A cautionary kale: The truth exposed
To kale or not to kale
The many benefits of kale is undeniable. This superstar amongst cruciferous vegetables contains an impressive array of vitamins and minerals such as Vitamin A, Vitamin C, Vitamin K, Vitamin B6, calcium, potassium, magnesium and more. It is also dense in fiber and is believed to assist in weight loss. It is no surprise that kale joins the ranks of superfoods in the world.
Many have taken to blend kale into their juices or smoothies, or having them as a salad. Kale can be eaten raw or cooked and a delicious way of preparing them that would get anyone on the kale-bandwagon is turning them into crispy and scrumptious kale chips. Some health enthusiasts have even gone as far as eating kale for all three meals of the day.

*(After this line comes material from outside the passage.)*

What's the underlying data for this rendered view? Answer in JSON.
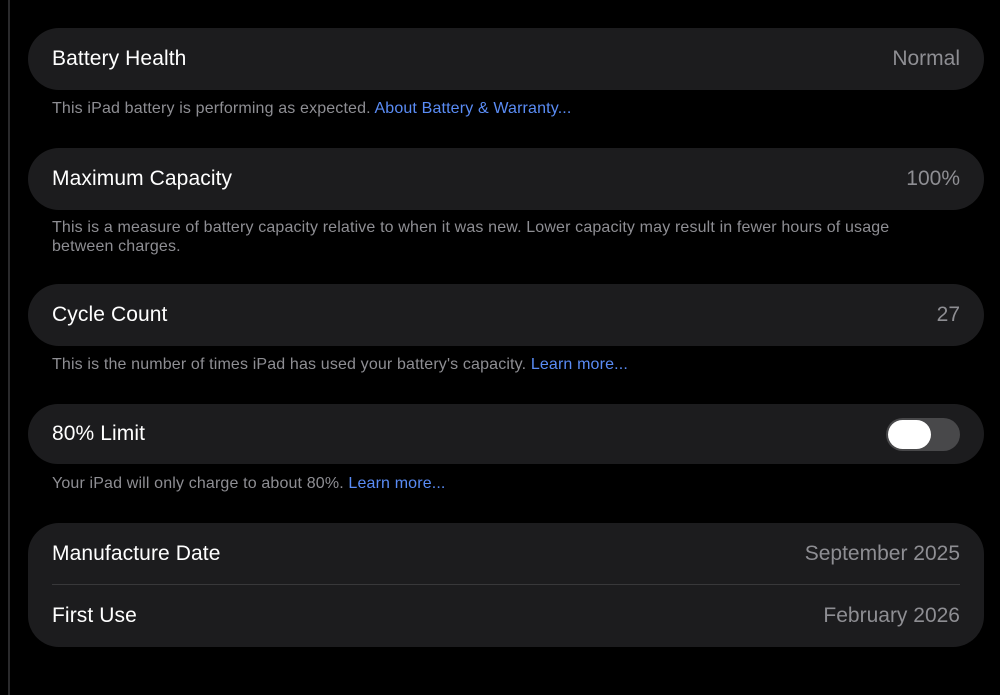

Equally sensational in the kale limelight are rumours that kale might be bad for you. Their argument is that kale affects your thyroid gland function, which can cause goitres. This happens because kale contains a compound that blocks an enzyme in the thyroid. Another argument against kale is that it is one of the most difficult vegetables to digest and will leave you with a bloated tummy and a gaseous effect.
Left with mixed feelings? Here's our advice:
1. Take it in moderation
The benefits of kale is undeniable and your body will still get a nutrient boost whenever you eat it. However, as the saying goes, too much of a good thing might be harmful to you. So, we suggest that you keep this leafy green in your diet, but do not go overboard with it. Having it as a side to complement your dish instead of making it a main dish would be a good starting point.
2. Cook your kale
Cooking your kale will cause the fibers to break down and make it much more digestible. This will help avoid the bloated feeling. It also lessens the compound in kale that causes goitres. A good way you prepare your kale is by steaming it or adding it to soups.
3. Include seaweed in your diet
Adding seaweed to your diet may increase your iodine levels which will reduce your chances of getting a thyroid problem. Other iodine rich foods that you should add to your diet to make it kale-friendly are kelp, wakame, kombu, and cranberries.
Studies have shown that the bad effects of kale will only surface if you consume large amounts of kale every day. So, unless you have kale as a main meal three times a day, you should be benefiting from the goodness of kale instead of suffering from its negative effects. Our takeaway from this: keep kale and carry on.